── Recorded information ──

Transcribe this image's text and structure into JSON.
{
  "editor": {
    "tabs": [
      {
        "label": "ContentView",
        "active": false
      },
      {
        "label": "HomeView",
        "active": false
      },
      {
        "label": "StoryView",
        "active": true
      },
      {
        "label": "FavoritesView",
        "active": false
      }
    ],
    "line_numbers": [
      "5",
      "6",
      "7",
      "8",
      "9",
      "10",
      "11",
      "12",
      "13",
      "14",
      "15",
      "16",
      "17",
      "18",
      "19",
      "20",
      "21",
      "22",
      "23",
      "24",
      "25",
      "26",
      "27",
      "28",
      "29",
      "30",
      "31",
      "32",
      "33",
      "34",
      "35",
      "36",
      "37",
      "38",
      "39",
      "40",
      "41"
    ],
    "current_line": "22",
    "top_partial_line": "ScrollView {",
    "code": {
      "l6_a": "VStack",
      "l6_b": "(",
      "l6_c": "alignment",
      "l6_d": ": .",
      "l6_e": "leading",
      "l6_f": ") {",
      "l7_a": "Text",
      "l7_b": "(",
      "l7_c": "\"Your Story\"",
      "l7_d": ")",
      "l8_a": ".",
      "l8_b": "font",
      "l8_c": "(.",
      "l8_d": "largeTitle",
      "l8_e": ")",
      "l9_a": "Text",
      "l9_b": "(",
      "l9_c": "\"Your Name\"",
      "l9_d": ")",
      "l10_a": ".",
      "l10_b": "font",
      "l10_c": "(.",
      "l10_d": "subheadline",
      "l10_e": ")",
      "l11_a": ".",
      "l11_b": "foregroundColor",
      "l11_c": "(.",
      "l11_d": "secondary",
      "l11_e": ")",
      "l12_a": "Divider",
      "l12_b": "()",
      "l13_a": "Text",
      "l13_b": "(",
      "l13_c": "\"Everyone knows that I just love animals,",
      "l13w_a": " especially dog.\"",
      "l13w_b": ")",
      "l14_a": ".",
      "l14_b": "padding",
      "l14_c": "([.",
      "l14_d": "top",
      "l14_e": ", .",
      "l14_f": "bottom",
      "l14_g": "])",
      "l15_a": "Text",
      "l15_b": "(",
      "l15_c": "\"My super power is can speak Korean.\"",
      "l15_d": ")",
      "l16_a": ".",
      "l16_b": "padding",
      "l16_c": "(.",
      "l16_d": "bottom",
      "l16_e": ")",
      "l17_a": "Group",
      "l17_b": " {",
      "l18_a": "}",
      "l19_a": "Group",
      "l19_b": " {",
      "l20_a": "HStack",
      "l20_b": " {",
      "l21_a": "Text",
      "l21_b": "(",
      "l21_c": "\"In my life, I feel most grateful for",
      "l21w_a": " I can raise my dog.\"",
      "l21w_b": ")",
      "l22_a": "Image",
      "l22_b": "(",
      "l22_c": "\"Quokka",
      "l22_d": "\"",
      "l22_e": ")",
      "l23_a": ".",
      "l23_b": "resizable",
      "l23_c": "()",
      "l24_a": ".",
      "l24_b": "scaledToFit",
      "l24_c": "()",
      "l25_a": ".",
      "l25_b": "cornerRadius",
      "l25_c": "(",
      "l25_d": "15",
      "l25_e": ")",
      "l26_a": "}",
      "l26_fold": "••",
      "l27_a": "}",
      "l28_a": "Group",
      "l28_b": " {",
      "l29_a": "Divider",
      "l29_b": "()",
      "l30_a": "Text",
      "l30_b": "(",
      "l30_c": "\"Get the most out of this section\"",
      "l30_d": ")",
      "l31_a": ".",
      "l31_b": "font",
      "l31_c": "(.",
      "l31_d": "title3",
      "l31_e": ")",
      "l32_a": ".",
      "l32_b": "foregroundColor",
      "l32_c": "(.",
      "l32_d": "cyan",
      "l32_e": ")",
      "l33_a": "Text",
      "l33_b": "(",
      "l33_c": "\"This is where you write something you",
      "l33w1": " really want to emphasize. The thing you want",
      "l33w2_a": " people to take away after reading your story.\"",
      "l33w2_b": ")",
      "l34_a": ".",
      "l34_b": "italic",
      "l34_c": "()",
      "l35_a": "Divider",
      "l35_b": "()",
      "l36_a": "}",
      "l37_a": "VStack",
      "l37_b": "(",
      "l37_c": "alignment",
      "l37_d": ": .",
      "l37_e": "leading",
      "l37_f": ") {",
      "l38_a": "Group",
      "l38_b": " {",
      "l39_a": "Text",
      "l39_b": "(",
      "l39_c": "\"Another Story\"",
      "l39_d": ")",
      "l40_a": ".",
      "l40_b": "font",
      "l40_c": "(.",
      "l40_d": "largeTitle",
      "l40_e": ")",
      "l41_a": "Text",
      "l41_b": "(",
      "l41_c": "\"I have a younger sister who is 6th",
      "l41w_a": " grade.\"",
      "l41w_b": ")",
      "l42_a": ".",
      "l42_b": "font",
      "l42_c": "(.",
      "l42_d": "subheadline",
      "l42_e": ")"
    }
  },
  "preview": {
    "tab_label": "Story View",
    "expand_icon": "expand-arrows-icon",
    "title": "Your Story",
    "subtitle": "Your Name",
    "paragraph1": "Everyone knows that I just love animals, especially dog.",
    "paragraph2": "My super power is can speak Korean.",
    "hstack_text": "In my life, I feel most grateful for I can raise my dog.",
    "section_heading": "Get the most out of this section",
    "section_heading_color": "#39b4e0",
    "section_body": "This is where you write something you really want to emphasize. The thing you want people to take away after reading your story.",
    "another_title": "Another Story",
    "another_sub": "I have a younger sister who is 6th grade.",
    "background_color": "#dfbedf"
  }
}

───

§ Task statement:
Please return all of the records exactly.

§ Answer space:
Transcribe this image's text and structure into JSON.
{
  "editor": {
    "tabs": [
      {
        "label": "ContentView",
        "active": false
      },
      {
        "label": "HomeView",
        "active": false
      },
      {
        "label": "StoryView",
        "active": true
      },
      {
        "label": "FavoritesView",
        "active": false
      }
    ],
    "line_numbers": [
      "5",
      "6",
      "7",
      "8",
      "9",
      "10",
      "11",
      "12",
      "13",
      "14",
      "15",
      "16",
      "17",
      "18",
      "19",
      "20",
      "21",
      "22",
      "23",
      "24",
      "25",
      "26",
      "27",
      "28",
      "29",
      "30",
      "31",
      "32",
      "33",
      "34",
      "35",
      "36",
      "37",
      "38",
      "39",
      "40",
      "41"
    ],
    "current_line": "22",
    "top_partial_line": "ScrollView {",
    "code": {
      "l6_a": "VStack",
      "l6_b": "(",
      "l6_c": "alignment",
      "l6_d": ": .",
      "l6_e": "leading",
      "l6_f": ") {",
      "l7_a": "Text",
      "l7_b": "(",
      "l7_c": "\"Your Story\"",
      "l7_d": ")",
      "l8_a": ".",
      "l8_b": "font",
      "l8_c": "(.",
      "l8_d": "largeTitle",
      "l8_e": ")",
      "l9_a": "Text",
      "l9_b": "(",
      "l9_c": "\"Your Name\"",
      "l9_d": ")",
      "l10_a": ".",
      "l10_b": "font",
      "l10_c": "(.",
      "l10_d": "subheadline",
      "l10_e": ")",
      "l11_a": ".",
      "l11_b": "foregroundColor",
      "l11_c": "(.",
      "l11_d": "secondary",
      "l11_e": ")",
      "l12_a": "Divider",
      "l12_b": "()",
      "l13_a": "Text",
      "l13_b": "(",
      "l13_c": "\"Everyone knows that I just love animals,",
      "l13w_a": " especially dog.\"",
      "l13w_b": ")",
      "l14_a": ".",
      "l14_b": "padding",
      "l14_c": "([.",
      "l14_d": "top",
      "l14_e": ", .",
      "l14_f": "bottom",
      "l14_g": "])",
      "l15_a": "Text",
      "l15_b": "(",
      "l15_c": "\"My super power is can speak Korean.\"",
      "l15_d": ")",
      "l16_a": ".",
      "l16_b": "padding",
      "l16_c": "(.",
      "l16_d": "bottom",
      "l16_e": ")",
      "l17_a": "Group",
      "l17_b": " {",
      "l18_a": "}",
      "l19_a": "Group",
      "l19_b": " {",
      "l20_a": "HStack",
      "l20_b": " {",
      "l21_a": "Text",
      "l21_b": "(",
      "l21_c": "\"In my life, I feel most grateful for",
      "l21w_a": " I can raise my dog.\"",
      "l21w_b": ")",
      "l22_a": "Image",
      "l22_b": "(",
      "l22_c": "\"Quokka",
      "l22_d": "\"",
      "l22_e": ")",
      "l23_a": ".",
      "l23_b": "resizable",
      "l23_c": "()",
      "l24_a": ".",
      "l24_b": "scaledToFit",
      "l24_c": "()",
      "l25_a": ".",
      "l25_b": "cornerRadius",
      "l25_c": "(",
      "l25_d": "15",
      "l25_e": ")",
      "l26_a": "}",
      "l26_fold": "••",
      "l27_a": "}",
      "l28_a": "Group",
      "l28_b": " {",
      "l29_a": "Divider",
      "l29_b": "()",
      "l30_a": "Text",
      "l30_b": "(",
      "l30_c": "\"Get the most out of this section\"",
      "l30_d": ")",
      "l31_a": ".",
      "l31_b": "font",
      "l31_c": "(.",
      "l31_d": "title3",
      "l31_e": ")",
      "l32_a": ".",
      "l32_b": "foregroundColor",
      "l32_c": "(.",
      "l32_d": "cyan",
      "l32_e": ")",
      "l33_a": "Text",
      "l33_b": "(",
      "l33_c": "\"This is where you write something you",
      "l33w1": " really want to emphasize. The thing you want",
      "l33w2_a": " people to take away after reading your story.\"",
      "l33w2_b": ")",
      "l34_a": ".",
      "l34_b": "italic",
      "l34_c": "()",
      "l35_a": "Divider",
      "l35_b": "()",
      "l36_a": "}",
      "l37_a": "VStack",
      "l37_b": "(",
      "l37_c": "alignment",
      "l37_d": ": .",
      "l37_e": "leading",
      "l37_f": ") {",
      "l38_a": "Group",
      "l38_b": " {",
      "l39_a": "Text",
      "l39_b": "(",
      "l39_c": "\"Another Story\"",
      "l39_d": ")",
      "l40_a": ".",
      "l40_b": "font",
      "l40_c": "(.",
      "l40_d": "largeTitle",
      "l40_e": ")",
      "l41_a": "Text",
      "l41_b": "(",
      "l41_c": "\"I have a younger sister who is 6th",
      "l41w_a": " grade.\"",
      "l41w_b": ")",
      "l42_a": ".",
      "l42_b": "font",
      "l42_c": "(.",
      "l42_d": "subheadline",
      "l42_e": ")"
    }
  },
  "preview": {
    "tab_label": "Story View",
    "expand_icon": "expand-arrows-icon",
    "title": "Your Story",
    "subtitle": "Your Name",
    "paragraph1": "Everyone knows that I just love animals, especially dog.",
    "paragraph2": "My super power is can speak Korean.",
    "hstack_text": "In my life, I feel most grateful for I can raise my dog.",
    "section_heading": "Get the most out of this section",
    "section_heading_color": "#39b4e0",
    "section_body": "This is where you write something you really want to emphasize. The thing you want people to take away after reading your story.",
    "another_title": "Another Story",
    "another_sub": "I have a younger sister who is 6th grade.",
    "background_color": "#dfbedf"
  }
}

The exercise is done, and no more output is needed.